PROBLEM DESCRIPTION: The output consists only of the lines from the one with "Decode this image" through the end of the records, each printed exactly, and contains no pictures.

DATA SUPPLIED:
------------------------------------------------------------

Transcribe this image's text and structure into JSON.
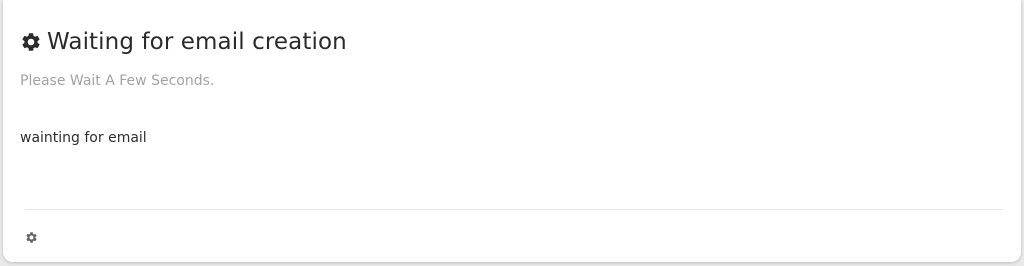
{
  "card": {
    "title": "Waiting for email creation",
    "subtitle": "Please Wait A Few Seconds.",
    "message": "wainting for email",
    "header_icon": "gear-icon",
    "footer_icon": "gear-icon"
  },
  "colors": {
    "title": "#2b2b2b",
    "subtitle": "#a3a3a3",
    "icon": "#2b2b2b",
    "footer_icon": "#666666",
    "background": "#ffffff"
  }
}
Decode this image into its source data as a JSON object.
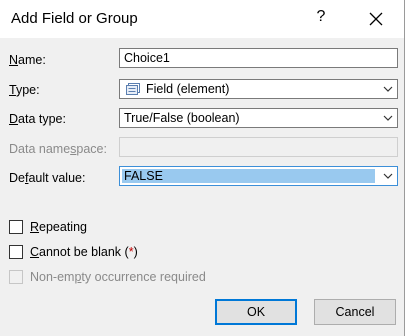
{
  "dialog": {
    "title": "Add Field or Group",
    "help_glyph": "?",
    "close_icon": "close-icon"
  },
  "form": {
    "name": {
      "label_u": "N",
      "label_rest": "ame:",
      "value": "Choice1"
    },
    "type": {
      "label_u": "T",
      "label_rest": "ype:",
      "value": "Field (element)",
      "icon": "field-element-icon"
    },
    "data_type": {
      "label_pre": "",
      "label_u": "D",
      "label_rest": "ata type:",
      "value": "True/False (boolean)"
    },
    "data_namespace": {
      "label_pre": "Data name",
      "label_u": "s",
      "label_rest": "pace:",
      "value": ""
    },
    "default_value": {
      "label_pre": "De",
      "label_u": "f",
      "label_rest": "ault value:",
      "value": "FALSE"
    }
  },
  "options": {
    "repeating": {
      "label_u": "R",
      "label_rest": "epeating",
      "checked": false,
      "enabled": true
    },
    "cannot_be_blank": {
      "label_u": "C",
      "label_rest": "annot be blank",
      "req_open": " (",
      "req_mark": "*",
      "req_close": ")",
      "checked": false,
      "enabled": true
    },
    "non_empty": {
      "label_pre": "Non-em",
      "label_u": "p",
      "label_rest": "ty occurrence required",
      "checked": false,
      "enabled": false
    }
  },
  "buttons": {
    "ok": "OK",
    "cancel": "Cancel"
  },
  "colors": {
    "selection": "#99c9ef",
    "focus_border": "#0078d7",
    "required": "#c00000"
  }
}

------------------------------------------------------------

RESPONSE AREA:
Decode this image into its source data as a JSON object.
{
  "dialog": {
    "title": "Add Field or Group",
    "help_glyph": "?",
    "close_icon": "close-icon"
  },
  "form": {
    "name": {
      "label_u": "N",
      "label_rest": "ame:",
      "value": "Choice1"
    },
    "type": {
      "label_u": "T",
      "label_rest": "ype:",
      "value": "Field (element)",
      "icon": "field-element-icon"
    },
    "data_type": {
      "label_pre": "",
      "label_u": "D",
      "label_rest": "ata type:",
      "value": "True/False (boolean)"
    },
    "data_namespace": {
      "label_pre": "Data name",
      "label_u": "s",
      "label_rest": "pace:",
      "value": ""
    },
    "default_value": {
      "label_pre": "De",
      "label_u": "f",
      "label_rest": "ault value:",
      "value": "FALSE"
    }
  },
  "options": {
    "repeating": {
      "label_u": "R",
      "label_rest": "epeating",
      "checked": false,
      "enabled": true
    },
    "cannot_be_blank": {
      "label_u": "C",
      "label_rest": "annot be blank",
      "req_open": " (",
      "req_mark": "*",
      "req_close": ")",
      "checked": false,
      "enabled": true
    },
    "non_empty": {
      "label_pre": "Non-em",
      "label_u": "p",
      "label_rest": "ty occurrence required",
      "checked": false,
      "enabled": false
    }
  },
  "buttons": {
    "ok": "OK",
    "cancel": "Cancel"
  },
  "colors": {
    "selection": "#99c9ef",
    "focus_border": "#0078d7",
    "required": "#c00000"
  }
}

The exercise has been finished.